PROVIDED MATERIAL: Begin

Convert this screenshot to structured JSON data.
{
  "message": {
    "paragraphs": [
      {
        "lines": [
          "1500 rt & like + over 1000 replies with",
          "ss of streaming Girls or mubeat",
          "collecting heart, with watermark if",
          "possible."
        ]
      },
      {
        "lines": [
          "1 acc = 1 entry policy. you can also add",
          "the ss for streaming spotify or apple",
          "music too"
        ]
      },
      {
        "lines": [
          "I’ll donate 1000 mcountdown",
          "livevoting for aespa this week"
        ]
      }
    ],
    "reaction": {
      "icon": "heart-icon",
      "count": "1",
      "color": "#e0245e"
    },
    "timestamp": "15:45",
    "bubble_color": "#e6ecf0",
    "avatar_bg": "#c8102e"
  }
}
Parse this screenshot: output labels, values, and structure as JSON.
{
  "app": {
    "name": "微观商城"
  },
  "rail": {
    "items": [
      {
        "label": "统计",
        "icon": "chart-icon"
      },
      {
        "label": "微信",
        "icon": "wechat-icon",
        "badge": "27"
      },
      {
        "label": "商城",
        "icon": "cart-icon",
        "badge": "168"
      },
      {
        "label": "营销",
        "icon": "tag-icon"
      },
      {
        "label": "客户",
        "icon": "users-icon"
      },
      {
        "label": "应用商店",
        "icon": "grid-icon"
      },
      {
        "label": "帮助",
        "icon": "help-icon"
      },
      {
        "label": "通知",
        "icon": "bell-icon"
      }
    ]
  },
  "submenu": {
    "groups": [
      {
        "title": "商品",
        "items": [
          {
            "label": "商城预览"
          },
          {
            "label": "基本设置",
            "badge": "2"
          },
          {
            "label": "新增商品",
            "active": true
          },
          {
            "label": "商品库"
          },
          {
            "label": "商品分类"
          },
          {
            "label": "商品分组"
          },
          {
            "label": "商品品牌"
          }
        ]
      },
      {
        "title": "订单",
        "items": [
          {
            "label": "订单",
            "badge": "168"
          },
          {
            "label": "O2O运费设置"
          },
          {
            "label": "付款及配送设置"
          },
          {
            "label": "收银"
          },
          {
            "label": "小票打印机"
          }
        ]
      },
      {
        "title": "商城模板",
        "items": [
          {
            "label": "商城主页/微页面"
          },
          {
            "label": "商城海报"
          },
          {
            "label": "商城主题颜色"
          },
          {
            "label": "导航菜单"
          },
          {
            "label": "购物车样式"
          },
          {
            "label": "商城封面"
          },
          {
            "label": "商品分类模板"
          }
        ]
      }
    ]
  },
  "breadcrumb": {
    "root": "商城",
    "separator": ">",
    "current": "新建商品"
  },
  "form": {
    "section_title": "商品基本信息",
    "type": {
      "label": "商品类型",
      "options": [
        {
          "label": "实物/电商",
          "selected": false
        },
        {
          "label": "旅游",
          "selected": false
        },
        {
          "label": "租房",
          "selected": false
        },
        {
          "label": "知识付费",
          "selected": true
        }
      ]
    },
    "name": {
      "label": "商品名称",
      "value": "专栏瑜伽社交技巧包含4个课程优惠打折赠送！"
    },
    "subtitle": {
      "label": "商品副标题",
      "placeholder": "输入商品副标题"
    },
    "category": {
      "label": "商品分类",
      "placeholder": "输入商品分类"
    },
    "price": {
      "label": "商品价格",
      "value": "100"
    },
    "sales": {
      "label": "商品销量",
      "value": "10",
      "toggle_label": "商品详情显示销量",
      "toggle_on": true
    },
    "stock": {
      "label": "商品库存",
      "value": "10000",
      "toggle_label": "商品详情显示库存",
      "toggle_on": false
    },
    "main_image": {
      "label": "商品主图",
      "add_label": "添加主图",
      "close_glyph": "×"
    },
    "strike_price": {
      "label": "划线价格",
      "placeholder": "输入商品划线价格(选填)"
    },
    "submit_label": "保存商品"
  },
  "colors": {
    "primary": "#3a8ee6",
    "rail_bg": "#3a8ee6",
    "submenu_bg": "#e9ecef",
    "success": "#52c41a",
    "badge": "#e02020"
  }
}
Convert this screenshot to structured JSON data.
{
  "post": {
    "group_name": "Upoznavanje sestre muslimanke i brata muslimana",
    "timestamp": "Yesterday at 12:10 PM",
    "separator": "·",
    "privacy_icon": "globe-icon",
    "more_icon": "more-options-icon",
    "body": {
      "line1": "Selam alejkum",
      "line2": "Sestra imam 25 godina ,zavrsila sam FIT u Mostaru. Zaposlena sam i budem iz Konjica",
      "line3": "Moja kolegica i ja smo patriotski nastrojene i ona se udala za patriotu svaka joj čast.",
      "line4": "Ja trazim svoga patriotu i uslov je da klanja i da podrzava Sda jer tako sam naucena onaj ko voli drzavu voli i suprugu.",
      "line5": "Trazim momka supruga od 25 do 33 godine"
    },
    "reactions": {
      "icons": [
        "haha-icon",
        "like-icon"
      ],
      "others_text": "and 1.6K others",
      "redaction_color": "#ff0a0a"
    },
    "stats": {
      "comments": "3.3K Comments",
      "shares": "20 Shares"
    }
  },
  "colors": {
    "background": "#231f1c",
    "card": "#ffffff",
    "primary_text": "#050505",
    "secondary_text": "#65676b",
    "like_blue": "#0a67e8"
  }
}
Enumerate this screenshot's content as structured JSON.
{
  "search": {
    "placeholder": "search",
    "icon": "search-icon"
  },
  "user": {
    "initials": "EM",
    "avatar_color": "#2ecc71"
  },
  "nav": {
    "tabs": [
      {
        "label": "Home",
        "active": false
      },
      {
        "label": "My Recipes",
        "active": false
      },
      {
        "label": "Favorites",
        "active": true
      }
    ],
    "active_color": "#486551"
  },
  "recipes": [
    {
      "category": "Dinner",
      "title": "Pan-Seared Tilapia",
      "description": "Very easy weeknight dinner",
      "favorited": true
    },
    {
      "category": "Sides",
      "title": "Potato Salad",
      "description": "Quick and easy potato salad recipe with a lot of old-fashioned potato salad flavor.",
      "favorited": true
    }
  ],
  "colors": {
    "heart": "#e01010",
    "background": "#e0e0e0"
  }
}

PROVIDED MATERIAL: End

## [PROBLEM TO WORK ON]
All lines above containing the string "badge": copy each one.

## [OUTPUT FOR THIS EXERCISE]
        "badge": "27"
        "badge": "168"
            "badge": "2"
            "badge": "168"
    "badge": "#e02020"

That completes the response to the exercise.